#### THE DATA
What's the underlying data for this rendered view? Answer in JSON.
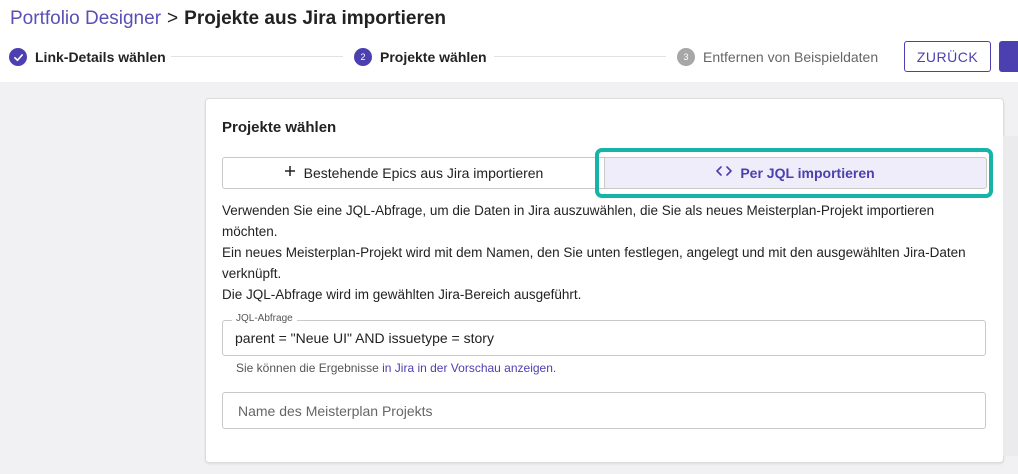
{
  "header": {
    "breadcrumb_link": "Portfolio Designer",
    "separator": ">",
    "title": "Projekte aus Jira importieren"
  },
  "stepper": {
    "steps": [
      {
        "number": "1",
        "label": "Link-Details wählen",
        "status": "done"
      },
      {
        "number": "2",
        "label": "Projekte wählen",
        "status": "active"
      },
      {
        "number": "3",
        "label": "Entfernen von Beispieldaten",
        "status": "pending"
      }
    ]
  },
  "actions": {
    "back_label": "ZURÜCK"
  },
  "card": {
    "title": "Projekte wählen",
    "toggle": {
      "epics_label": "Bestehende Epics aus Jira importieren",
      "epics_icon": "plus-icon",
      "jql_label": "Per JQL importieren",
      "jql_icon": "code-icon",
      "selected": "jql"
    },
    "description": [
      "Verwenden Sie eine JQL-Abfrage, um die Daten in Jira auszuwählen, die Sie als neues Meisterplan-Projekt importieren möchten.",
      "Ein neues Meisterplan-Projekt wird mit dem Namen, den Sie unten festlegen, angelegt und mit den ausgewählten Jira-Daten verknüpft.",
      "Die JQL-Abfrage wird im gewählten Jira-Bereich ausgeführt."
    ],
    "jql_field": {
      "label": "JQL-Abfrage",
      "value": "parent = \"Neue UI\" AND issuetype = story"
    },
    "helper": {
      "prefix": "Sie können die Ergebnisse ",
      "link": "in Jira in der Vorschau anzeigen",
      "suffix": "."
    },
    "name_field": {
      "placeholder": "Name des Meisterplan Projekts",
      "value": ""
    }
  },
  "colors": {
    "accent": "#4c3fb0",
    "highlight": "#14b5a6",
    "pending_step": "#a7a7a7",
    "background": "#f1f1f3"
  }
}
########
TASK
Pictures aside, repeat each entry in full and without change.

WRITTEN RESPONSE
What's the underlying data for this rendered view? Answer in JSON.
{
  "header": {
    "breadcrumb_link": "Portfolio Designer",
    "separator": ">",
    "title": "Projekte aus Jira importieren"
  },
  "stepper": {
    "steps": [
      {
        "number": "1",
        "label": "Link-Details wählen",
        "status": "done"
      },
      {
        "number": "2",
        "label": "Projekte wählen",
        "status": "active"
      },
      {
        "number": "3",
        "label": "Entfernen von Beispieldaten",
        "status": "pending"
      }
    ]
  },
  "actions": {
    "back_label": "ZURÜCK"
  },
  "card": {
    "title": "Projekte wählen",
    "toggle": {
      "epics_label": "Bestehende Epics aus Jira importieren",
      "epics_icon": "plus-icon",
      "jql_label": "Per JQL importieren",
      "jql_icon": "code-icon",
      "selected": "jql"
    },
    "description": [
      "Verwenden Sie eine JQL-Abfrage, um die Daten in Jira auszuwählen, die Sie als neues Meisterplan-Projekt importieren möchten.",
      "Ein neues Meisterplan-Projekt wird mit dem Namen, den Sie unten festlegen, angelegt und mit den ausgewählten Jira-Daten verknüpft.",
      "Die JQL-Abfrage wird im gewählten Jira-Bereich ausgeführt."
    ],
    "jql_field": {
      "label": "JQL-Abfrage",
      "value": "parent = \"Neue UI\" AND issuetype = story"
    },
    "helper": {
      "prefix": "Sie können die Ergebnisse ",
      "link": "in Jira in der Vorschau anzeigen",
      "suffix": "."
    },
    "name_field": {
      "placeholder": "Name des Meisterplan Projekts",
      "value": ""
    }
  },
  "colors": {
    "accent": "#4c3fb0",
    "highlight": "#14b5a6",
    "pending_step": "#a7a7a7",
    "background": "#f1f1f3"
  }
}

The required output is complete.